• EXERCISE PROMPT
Note each line of the listing that contains the string "Capture", and copy it.

• RECORD EXTRACTS
------------------------------
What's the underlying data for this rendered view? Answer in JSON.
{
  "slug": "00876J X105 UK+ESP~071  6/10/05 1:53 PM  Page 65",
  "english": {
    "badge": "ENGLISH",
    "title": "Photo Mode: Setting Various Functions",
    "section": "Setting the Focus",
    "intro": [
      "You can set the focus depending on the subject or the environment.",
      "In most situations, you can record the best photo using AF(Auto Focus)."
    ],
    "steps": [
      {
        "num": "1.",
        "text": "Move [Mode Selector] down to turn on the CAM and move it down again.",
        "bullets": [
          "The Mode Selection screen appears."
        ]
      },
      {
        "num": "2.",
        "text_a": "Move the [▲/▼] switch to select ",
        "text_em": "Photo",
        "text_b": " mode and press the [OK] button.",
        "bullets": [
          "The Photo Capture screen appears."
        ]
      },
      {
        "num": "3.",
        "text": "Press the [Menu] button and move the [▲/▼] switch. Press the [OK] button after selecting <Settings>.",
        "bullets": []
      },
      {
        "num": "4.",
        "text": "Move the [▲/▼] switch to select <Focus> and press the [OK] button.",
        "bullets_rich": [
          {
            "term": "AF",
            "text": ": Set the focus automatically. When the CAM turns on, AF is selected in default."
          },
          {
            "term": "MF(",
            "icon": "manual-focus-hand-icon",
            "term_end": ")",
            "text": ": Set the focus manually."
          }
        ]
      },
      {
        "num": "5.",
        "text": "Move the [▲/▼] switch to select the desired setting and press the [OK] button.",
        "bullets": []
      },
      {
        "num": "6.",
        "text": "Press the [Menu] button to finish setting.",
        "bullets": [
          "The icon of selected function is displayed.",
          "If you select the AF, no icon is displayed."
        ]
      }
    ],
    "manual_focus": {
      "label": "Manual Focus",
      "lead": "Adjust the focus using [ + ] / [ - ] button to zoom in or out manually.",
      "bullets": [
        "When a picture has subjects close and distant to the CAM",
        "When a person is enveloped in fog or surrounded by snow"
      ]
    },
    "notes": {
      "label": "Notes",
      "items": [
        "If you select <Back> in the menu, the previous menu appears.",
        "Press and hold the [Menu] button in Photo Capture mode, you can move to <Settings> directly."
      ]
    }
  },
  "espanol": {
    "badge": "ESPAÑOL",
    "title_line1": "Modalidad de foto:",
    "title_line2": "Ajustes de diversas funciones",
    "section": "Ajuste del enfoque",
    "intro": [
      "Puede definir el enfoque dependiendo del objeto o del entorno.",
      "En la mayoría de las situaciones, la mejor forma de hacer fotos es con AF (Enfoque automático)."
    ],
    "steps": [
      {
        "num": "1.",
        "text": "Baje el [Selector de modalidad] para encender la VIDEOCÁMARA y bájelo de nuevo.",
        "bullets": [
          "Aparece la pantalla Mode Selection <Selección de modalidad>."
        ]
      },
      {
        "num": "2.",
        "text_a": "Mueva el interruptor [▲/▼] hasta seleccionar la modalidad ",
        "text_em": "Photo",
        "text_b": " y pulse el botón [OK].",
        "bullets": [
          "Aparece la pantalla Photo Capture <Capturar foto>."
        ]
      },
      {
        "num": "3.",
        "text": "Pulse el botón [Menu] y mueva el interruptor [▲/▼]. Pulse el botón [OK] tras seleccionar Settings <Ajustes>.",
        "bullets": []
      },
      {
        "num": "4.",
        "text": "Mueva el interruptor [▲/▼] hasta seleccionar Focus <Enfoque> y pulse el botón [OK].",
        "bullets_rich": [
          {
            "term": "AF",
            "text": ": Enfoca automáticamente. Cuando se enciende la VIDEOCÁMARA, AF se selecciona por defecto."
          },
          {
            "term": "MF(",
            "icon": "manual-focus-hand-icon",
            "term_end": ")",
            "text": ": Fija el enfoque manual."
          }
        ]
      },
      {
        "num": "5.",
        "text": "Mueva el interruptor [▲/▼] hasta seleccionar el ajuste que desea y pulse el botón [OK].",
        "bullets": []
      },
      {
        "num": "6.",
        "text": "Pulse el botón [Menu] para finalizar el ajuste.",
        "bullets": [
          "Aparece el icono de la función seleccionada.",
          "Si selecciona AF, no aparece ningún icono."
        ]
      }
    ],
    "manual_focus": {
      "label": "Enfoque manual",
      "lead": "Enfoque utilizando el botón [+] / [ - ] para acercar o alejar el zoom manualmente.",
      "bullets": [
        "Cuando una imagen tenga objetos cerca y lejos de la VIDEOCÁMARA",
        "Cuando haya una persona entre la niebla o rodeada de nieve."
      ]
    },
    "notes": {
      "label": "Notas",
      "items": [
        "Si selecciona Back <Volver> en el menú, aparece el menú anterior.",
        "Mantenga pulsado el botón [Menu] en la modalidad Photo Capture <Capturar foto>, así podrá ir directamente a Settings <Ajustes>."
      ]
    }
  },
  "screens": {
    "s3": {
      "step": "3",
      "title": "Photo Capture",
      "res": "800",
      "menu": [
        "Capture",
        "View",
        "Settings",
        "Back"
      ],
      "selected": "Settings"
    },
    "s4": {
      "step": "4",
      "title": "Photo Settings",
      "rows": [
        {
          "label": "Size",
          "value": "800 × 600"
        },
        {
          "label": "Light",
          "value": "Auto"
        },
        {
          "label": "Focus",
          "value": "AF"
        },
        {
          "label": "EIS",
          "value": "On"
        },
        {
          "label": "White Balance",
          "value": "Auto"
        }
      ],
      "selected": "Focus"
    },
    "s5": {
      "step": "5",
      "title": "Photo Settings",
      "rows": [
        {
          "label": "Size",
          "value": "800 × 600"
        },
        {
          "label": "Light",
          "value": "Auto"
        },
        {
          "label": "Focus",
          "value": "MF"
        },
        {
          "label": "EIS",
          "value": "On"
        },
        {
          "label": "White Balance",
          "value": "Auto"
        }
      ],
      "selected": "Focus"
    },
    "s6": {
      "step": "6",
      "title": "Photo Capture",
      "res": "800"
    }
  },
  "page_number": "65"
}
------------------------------
• ANSWER AREA
          "The Photo Capture screen appears."
        "Press and hold the [Menu] button in Photo Capture mode, you can move to <Settings> directly."
          "Aparece la pantalla Photo Capture <Capturar foto>."
        "Mantenga pulsado el botón [Menu] en la modalidad Photo Capture <Capturar foto>, así podrá ir directamente a Settings <Ajustes>."
      "title": "Photo Capture",
        "Capture",
      "title": "Photo Capture",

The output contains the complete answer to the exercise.